Records drawn from a dataset:
---*---

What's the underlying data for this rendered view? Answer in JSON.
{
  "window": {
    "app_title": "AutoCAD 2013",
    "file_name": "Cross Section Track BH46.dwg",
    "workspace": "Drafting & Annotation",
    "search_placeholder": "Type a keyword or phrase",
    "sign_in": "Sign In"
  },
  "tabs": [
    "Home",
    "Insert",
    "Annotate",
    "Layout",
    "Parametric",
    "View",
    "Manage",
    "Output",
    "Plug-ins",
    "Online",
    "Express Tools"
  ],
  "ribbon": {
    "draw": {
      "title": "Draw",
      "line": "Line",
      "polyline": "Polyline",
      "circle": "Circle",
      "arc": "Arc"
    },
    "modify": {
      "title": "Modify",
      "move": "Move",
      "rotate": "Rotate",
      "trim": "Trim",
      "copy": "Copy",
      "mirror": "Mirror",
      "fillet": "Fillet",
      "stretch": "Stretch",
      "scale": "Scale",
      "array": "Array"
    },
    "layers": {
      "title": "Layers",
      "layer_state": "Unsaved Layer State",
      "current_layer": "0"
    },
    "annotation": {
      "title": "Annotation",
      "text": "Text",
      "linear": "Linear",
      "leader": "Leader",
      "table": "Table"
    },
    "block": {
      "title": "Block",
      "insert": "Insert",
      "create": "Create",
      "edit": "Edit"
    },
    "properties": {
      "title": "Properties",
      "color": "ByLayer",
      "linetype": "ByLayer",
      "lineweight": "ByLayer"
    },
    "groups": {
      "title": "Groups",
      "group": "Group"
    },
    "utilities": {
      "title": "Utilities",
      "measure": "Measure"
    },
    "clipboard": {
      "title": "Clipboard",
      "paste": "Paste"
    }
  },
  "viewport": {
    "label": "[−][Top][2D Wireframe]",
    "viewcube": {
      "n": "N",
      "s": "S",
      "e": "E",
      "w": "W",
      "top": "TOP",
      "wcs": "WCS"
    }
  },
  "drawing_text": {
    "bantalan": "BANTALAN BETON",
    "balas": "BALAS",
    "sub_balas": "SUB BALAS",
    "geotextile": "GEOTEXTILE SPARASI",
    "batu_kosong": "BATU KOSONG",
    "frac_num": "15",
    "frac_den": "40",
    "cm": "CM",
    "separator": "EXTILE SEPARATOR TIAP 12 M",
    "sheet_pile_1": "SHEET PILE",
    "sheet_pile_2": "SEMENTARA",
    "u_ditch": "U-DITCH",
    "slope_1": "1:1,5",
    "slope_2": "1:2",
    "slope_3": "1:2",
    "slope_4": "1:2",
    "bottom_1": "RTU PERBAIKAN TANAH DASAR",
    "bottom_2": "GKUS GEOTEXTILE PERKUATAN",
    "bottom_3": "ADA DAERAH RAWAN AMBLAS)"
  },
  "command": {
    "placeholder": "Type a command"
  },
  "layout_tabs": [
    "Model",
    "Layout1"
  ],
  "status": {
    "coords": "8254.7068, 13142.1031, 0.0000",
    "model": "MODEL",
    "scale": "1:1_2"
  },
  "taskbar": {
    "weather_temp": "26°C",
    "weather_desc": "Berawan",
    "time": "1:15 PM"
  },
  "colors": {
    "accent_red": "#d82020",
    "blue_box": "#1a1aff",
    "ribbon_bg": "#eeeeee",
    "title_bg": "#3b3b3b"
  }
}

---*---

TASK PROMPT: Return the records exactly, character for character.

REPLY:
What's the underlying data for this rendered view? Answer in JSON.
{
  "window": {
    "app_title": "AutoCAD 2013",
    "file_name": "Cross Section Track BH46.dwg",
    "workspace": "Drafting & Annotation",
    "search_placeholder": "Type a keyword or phrase",
    "sign_in": "Sign In"
  },
  "tabs": [
    "Home",
    "Insert",
    "Annotate",
    "Layout",
    "Parametric",
    "View",
    "Manage",
    "Output",
    "Plug-ins",
    "Online",
    "Express Tools"
  ],
  "ribbon": {
    "draw": {
      "title": "Draw",
      "line": "Line",
      "polyline": "Polyline",
      "circle": "Circle",
      "arc": "Arc"
    },
    "modify": {
      "title": "Modify",
      "move": "Move",
      "rotate": "Rotate",
      "trim": "Trim",
      "copy": "Copy",
      "mirror": "Mirror",
      "fillet": "Fillet",
      "stretch": "Stretch",
      "scale": "Scale",
      "array": "Array"
    },
    "layers": {
      "title": "Layers",
      "layer_state": "Unsaved Layer State",
      "current_layer": "0"
    },
    "annotation": {
      "title": "Annotation",
      "text": "Text",
      "linear": "Linear",
      "leader": "Leader",
      "table": "Table"
    },
    "block": {
      "title": "Block",
      "insert": "Insert",
      "create": "Create",
      "edit": "Edit"
    },
    "properties": {
      "title": "Properties",
      "color": "ByLayer",
      "linetype": "ByLayer",
      "lineweight": "ByLayer"
    },
    "groups": {
      "title": "Groups",
      "group": "Group"
    },
    "utilities": {
      "title": "Utilities",
      "measure": "Measure"
    },
    "clipboard": {
      "title": "Clipboard",
      "paste": "Paste"
    }
  },
  "viewport": {
    "label": "[−][Top][2D Wireframe]",
    "viewcube": {
      "n": "N",
      "s": "S",
      "e": "E",
      "w": "W",
      "top": "TOP",
      "wcs": "WCS"
    }
  },
  "drawing_text": {
    "bantalan": "BANTALAN BETON",
    "balas": "BALAS",
    "sub_balas": "SUB BALAS",
    "geotextile": "GEOTEXTILE SPARASI",
    "batu_kosong": "BATU KOSONG",
    "frac_num": "15",
    "frac_den": "40",
    "cm": "CM",
    "separator": "EXTILE SEPARATOR TIAP 12 M",
    "sheet_pile_1": "SHEET PILE",
    "sheet_pile_2": "SEMENTARA",
    "u_ditch": "U-DITCH",
    "slope_1": "1:1,5",
    "slope_2": "1:2",
    "slope_3": "1:2",
    "slope_4": "1:2",
    "bottom_1": "RTU PERBAIKAN TANAH DASAR",
    "bottom_2": "GKUS GEOTEXTILE PERKUATAN",
    "bottom_3": "ADA DAERAH RAWAN AMBLAS)"
  },
  "command": {
    "placeholder": "Type a command"
  },
  "layout_tabs": [
    "Model",
    "Layout1"
  ],
  "status": {
    "coords": "8254.7068, 13142.1031, 0.0000",
    "model": "MODEL",
    "scale": "1:1_2"
  },
  "taskbar": {
    "weather_temp": "26°C",
    "weather_desc": "Berawan",
    "time": "1:15 PM"
  },
  "colors": {
    "accent_red": "#d82020",
    "blue_box": "#1a1aff",
    "ribbon_bg": "#eeeeee",
    "title_bg": "#3b3b3b"
  }
}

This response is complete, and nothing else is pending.